Shortly after the 9th Circuit Court of Appeals ruled unanimously against the Trump administration in the controversy surrounding the president's Muslim ban, Donald Trump himself declared on Twitter, "SEE YOU IN COURT."In a brief exchange with NBC News soon after, the president added, when asked about his reaction to the court ruling, "Well, we will see them in court." Asked about his plans for an appeal, Trump added, "We'll see them in court. It's a political decision and we're going to see them in court.... We look forward, as I just said, to seeing them in court."Even at the time, the reaction didn't make sense. "See you in court" is something a person says before litigation begins, not after having lost at the district and appellate levels. (Trump's vow also may be factually wrong: the White House hasn't decided on its appeal plans.)With this in mind, the president switched rhetorical gears a bit over the weekend.

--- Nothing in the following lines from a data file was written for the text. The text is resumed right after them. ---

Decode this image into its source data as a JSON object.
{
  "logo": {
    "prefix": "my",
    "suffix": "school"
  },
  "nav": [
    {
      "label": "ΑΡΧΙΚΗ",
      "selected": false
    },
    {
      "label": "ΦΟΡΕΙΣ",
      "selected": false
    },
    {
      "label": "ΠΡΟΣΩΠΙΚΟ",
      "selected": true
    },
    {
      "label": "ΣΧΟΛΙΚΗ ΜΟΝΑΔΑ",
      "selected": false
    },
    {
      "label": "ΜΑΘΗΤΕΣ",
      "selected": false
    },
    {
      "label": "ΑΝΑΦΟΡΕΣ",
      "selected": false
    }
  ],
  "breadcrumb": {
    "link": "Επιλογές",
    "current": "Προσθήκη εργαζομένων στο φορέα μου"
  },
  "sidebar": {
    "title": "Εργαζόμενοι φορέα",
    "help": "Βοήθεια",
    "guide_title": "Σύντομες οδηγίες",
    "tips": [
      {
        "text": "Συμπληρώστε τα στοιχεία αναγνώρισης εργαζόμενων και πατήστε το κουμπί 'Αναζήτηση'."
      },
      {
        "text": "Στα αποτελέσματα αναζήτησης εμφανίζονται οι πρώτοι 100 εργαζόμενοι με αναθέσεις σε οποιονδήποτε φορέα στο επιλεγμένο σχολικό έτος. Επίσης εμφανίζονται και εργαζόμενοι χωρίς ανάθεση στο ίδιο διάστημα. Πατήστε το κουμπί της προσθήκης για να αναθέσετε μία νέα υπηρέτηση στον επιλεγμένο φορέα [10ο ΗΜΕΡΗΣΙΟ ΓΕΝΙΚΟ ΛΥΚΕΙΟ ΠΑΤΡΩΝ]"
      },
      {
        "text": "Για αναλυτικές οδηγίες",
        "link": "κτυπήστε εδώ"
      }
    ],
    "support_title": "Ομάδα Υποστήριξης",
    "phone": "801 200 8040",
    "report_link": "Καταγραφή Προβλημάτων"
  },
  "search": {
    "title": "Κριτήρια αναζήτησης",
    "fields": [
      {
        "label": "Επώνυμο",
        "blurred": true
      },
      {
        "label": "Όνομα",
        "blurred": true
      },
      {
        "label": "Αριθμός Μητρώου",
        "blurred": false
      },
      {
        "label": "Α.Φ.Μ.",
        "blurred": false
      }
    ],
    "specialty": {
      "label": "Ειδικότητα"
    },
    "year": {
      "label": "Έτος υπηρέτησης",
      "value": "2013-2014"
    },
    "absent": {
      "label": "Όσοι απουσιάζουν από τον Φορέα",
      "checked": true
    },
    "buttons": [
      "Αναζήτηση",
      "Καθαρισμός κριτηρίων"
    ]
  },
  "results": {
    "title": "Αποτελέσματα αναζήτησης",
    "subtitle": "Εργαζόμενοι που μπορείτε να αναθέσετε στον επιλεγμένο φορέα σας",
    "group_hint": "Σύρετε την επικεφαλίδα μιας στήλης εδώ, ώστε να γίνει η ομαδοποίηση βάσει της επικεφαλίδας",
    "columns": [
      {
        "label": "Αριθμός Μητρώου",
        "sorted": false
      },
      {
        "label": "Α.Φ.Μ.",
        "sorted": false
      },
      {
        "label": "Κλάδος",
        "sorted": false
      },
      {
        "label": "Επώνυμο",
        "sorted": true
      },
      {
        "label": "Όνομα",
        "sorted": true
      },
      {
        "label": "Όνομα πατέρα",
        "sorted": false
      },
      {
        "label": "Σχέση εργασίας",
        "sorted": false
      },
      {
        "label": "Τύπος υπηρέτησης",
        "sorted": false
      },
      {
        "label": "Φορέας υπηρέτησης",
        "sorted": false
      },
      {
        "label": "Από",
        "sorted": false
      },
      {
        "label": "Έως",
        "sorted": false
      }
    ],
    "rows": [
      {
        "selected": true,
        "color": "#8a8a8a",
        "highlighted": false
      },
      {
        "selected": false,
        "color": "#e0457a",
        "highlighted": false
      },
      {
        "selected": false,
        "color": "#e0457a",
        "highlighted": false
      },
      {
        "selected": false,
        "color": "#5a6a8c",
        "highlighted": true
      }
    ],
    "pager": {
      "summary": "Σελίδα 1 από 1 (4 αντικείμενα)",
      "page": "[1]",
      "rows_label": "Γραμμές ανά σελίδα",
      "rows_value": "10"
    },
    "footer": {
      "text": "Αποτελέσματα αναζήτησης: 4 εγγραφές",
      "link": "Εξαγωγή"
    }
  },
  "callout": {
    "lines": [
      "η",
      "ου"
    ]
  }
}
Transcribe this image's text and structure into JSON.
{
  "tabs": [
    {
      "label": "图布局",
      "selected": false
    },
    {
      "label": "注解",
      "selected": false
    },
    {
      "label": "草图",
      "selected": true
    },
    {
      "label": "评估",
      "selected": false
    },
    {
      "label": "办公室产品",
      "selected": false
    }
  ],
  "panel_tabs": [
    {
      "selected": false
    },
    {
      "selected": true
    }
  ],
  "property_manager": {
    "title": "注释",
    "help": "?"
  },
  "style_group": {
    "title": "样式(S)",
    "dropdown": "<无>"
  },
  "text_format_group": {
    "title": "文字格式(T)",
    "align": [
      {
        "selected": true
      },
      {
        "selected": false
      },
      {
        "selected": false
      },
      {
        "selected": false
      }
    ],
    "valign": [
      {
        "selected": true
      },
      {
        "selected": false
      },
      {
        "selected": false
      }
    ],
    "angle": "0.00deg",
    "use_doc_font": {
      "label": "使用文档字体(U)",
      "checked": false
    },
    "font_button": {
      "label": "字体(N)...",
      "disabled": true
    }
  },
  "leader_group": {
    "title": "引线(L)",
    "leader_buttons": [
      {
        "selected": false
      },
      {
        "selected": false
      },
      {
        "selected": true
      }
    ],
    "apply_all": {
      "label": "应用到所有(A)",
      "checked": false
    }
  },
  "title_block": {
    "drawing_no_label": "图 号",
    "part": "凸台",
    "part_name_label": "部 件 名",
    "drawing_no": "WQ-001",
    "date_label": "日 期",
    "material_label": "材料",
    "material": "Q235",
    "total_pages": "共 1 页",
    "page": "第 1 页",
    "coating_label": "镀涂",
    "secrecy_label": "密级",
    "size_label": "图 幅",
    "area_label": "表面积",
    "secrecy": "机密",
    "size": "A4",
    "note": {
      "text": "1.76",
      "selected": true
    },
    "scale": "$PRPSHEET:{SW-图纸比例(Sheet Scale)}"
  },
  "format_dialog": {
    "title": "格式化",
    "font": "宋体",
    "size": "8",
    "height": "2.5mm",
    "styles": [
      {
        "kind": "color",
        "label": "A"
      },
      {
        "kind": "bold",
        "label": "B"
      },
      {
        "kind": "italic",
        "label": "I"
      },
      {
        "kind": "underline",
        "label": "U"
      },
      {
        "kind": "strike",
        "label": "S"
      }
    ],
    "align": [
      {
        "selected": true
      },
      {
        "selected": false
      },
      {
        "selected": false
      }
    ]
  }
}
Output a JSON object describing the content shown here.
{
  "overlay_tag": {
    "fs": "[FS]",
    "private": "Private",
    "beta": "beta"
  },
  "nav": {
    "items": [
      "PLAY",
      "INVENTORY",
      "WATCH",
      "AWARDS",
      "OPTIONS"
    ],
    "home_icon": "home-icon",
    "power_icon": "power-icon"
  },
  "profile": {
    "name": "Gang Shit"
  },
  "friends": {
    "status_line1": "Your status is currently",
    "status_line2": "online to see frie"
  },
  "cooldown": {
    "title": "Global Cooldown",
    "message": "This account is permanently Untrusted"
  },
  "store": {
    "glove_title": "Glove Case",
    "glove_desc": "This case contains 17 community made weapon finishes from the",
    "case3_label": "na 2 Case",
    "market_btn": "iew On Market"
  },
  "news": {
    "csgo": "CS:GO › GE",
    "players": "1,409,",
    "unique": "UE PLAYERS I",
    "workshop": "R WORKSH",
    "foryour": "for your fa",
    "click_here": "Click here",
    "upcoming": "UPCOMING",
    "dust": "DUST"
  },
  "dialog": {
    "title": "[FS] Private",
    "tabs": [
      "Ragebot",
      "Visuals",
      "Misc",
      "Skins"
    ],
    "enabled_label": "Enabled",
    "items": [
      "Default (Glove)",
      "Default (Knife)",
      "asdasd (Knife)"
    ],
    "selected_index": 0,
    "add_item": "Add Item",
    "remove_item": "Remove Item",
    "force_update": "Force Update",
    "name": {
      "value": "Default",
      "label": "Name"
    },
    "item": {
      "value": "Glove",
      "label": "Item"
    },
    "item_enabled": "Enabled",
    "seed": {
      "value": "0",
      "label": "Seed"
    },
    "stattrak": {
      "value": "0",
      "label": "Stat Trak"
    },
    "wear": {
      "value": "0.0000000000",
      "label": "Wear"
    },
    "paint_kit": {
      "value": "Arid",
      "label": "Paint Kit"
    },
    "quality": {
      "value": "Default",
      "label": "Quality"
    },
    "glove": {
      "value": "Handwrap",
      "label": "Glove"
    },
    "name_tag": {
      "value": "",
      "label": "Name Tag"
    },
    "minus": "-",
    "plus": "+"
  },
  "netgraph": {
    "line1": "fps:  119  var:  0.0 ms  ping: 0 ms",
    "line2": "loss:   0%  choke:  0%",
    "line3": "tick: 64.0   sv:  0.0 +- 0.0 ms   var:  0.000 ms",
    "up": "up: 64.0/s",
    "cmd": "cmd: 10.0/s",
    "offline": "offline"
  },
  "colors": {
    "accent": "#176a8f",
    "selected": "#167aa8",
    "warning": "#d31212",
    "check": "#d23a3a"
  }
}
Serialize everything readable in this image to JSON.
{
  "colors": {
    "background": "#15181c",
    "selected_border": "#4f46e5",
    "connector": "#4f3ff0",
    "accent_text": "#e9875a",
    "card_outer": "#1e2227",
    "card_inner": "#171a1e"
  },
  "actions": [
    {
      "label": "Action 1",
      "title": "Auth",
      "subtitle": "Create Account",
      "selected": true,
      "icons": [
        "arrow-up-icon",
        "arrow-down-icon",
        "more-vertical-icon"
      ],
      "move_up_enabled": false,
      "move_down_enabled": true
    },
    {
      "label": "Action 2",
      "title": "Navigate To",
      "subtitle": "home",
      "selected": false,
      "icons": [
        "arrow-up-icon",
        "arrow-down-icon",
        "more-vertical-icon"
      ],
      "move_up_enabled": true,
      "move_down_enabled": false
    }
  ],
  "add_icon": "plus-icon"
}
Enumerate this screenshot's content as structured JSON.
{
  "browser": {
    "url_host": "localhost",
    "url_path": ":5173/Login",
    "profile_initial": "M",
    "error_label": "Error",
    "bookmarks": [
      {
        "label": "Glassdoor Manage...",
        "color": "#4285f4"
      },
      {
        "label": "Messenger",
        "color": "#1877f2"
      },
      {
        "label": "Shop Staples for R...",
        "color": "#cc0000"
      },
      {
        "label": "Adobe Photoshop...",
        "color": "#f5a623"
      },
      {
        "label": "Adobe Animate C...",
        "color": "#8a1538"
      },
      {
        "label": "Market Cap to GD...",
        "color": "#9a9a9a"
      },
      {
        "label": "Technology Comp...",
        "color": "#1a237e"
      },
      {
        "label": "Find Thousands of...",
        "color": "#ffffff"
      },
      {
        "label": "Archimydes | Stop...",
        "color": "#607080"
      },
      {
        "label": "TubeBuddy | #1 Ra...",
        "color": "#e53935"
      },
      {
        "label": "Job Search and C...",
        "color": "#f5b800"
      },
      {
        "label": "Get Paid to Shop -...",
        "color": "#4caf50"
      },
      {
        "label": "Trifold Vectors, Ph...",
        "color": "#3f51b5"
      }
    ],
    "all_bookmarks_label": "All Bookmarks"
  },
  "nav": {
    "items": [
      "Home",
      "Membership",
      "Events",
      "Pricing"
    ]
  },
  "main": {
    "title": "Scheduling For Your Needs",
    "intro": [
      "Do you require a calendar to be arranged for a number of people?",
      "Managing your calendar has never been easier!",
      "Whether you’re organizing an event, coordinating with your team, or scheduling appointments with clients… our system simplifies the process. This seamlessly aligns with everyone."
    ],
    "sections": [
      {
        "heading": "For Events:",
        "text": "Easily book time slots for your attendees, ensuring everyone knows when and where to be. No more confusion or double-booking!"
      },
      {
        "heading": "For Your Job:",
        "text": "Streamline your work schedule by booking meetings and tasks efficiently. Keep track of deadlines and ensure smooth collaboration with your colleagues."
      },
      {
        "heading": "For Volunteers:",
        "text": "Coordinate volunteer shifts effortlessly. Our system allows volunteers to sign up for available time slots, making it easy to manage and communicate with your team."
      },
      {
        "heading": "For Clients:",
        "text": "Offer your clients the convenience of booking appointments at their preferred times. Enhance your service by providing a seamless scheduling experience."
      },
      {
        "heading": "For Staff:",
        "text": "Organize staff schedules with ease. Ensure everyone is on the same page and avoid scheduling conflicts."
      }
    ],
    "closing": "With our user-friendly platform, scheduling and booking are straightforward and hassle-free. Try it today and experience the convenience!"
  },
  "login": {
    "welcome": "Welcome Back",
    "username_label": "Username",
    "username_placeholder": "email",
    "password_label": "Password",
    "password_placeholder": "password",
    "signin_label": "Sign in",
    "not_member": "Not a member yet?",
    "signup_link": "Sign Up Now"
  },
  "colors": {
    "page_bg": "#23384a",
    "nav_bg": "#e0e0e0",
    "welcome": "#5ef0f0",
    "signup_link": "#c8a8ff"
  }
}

Soon after, Trump whined about a "court breakdown."We could emphasize that the president seems alarmingly unaware of the fact that refugees from the "suspect" countries have committed a combined grand total of zero terrorist attacks on American soil.But let's put that aside for now and instead focus on the fact that the sitting president of the United States has publicly declared the nation's legal system is, in his eyes, "broken."We've had plenty of presidents who've lost important cases in the courts, but no modern chief executive has ever said anything along these lines.A day later, Stephen Miller, a top White House aide, made the rounds on several Sunday shows, and further brought into question the Trump administration's respect for the judiciary on an institutional level.On CBS's "Face the Nation," for example, host John Dickerson asked Miller what Team Trump has learned in the wake of the legal setbacks. "The end result of this," Miller replied, "is that our opponents, the media, and the whole world will soon see as we begin to take further actions, that the powers of the president to protect our country are very substantial and will not be questioned."Let's pause to note that when White House officials tell the public that the president's powers "will not be questioned," there's reason to worry. (Dear Republicans, try to imagine the reaction if one of President Obama's aides said this during a nationally televised interview.)Miller went on to tell ABC News' George Stephanopoulos yesterday, "The point I want to make to you, George, and the point I want to make to your listeners, is that we have equal branches of government in this country. The judiciary is not supreme. A district judge in Seattle cannot force the president of the United States to change their laws and our Constitution because of their own personal views."In 1832, Andrew Jackson -- a source of historical inspiration for those who surround Trump -- didn't much care for a Supreme Court ruling. The then-president reportedly responded to the high court's decision by saying, "John Marshall has made his decision, now let him enforce it." The sentiment, which may be apocryphal, was intended to show an inherent lack of interest on the part of a White House in the judiciary's rulings.Nearly two centuries later, "The judiciary is not supreme" rhetoric has a familiar ring to it.Last week, House Speaker Paul Ryan (R-Wis.) tried to assure the public that Donald Trump is "respecting the [legal] process, and that's what counts at the end of the day." But therein lies the point: Trump and his team clearly aren't respecting the process. They're attacking federal judges directly; they're trying to convince the public that the legal system is broken and should be blamed in the event of a terrorist attack; and they're even questioning the legitimacy of the courts' role in examining the president's poorly written, poorly executed executive order.